Provided information:
-- Opening Marker --
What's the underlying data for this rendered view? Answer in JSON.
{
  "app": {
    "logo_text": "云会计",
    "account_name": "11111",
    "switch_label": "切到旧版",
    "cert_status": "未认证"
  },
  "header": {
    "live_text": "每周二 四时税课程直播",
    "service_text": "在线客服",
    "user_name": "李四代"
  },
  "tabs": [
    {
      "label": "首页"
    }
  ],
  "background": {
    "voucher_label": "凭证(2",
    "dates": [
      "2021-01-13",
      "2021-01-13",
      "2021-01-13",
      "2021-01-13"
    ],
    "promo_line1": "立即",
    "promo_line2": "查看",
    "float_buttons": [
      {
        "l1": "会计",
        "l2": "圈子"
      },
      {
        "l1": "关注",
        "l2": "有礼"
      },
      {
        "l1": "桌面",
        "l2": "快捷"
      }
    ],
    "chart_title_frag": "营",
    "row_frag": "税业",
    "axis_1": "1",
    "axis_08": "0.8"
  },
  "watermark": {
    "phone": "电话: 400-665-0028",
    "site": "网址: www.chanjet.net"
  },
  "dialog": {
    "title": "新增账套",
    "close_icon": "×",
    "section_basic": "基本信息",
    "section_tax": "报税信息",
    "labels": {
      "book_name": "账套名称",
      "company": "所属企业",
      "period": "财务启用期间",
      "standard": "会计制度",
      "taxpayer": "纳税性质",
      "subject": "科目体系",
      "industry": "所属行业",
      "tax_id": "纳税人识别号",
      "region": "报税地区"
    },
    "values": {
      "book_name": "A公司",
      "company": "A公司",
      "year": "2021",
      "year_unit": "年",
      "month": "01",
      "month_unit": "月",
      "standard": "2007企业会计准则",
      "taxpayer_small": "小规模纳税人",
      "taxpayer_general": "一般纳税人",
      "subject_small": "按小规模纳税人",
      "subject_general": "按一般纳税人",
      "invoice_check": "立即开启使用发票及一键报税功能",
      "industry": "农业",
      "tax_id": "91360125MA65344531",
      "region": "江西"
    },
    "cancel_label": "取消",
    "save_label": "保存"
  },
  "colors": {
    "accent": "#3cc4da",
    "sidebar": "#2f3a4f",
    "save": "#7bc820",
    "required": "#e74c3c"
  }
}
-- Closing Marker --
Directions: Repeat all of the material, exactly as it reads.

Result:
What's the underlying data for this rendered view? Answer in JSON.
{
  "app": {
    "logo_text": "云会计",
    "account_name": "11111",
    "switch_label": "切到旧版",
    "cert_status": "未认证"
  },
  "header": {
    "live_text": "每周二 四时税课程直播",
    "service_text": "在线客服",
    "user_name": "李四代"
  },
  "tabs": [
    {
      "label": "首页"
    }
  ],
  "background": {
    "voucher_label": "凭证(2",
    "dates": [
      "2021-01-13",
      "2021-01-13",
      "2021-01-13",
      "2021-01-13"
    ],
    "promo_line1": "立即",
    "promo_line2": "查看",
    "float_buttons": [
      {
        "l1": "会计",
        "l2": "圈子"
      },
      {
        "l1": "关注",
        "l2": "有礼"
      },
      {
        "l1": "桌面",
        "l2": "快捷"
      }
    ],
    "chart_title_frag": "营",
    "row_frag": "税业",
    "axis_1": "1",
    "axis_08": "0.8"
  },
  "watermark": {
    "phone": "电话: 400-665-0028",
    "site": "网址: www.chanjet.net"
  },
  "dialog": {
    "title": "新增账套",
    "close_icon": "×",
    "section_basic": "基本信息",
    "section_tax": "报税信息",
    "labels": {
      "book_name": "账套名称",
      "company": "所属企业",
      "period": "财务启用期间",
      "standard": "会计制度",
      "taxpayer": "纳税性质",
      "subject": "科目体系",
      "industry": "所属行业",
      "tax_id": "纳税人识别号",
      "region": "报税地区"
    },
    "values": {
      "book_name": "A公司",
      "company": "A公司",
      "year": "2021",
      "year_unit": "年",
      "month": "01",
      "month_unit": "月",
      "standard": "2007企业会计准则",
      "taxpayer_small": "小规模纳税人",
      "taxpayer_general": "一般纳税人",
      "subject_small": "按小规模纳税人",
      "subject_general": "按一般纳税人",
      "invoice_check": "立即开启使用发票及一键报税功能",
      "industry": "农业",
      "tax_id": "91360125MA65344531",
      "region": "江西"
    },
    "cancel_label": "取消",
    "save_label": "保存"
  },
  "colors": {
    "accent": "#3cc4da",
    "sidebar": "#2f3a4f",
    "save": "#7bc820",
    "required": "#e74c3c"
  }
}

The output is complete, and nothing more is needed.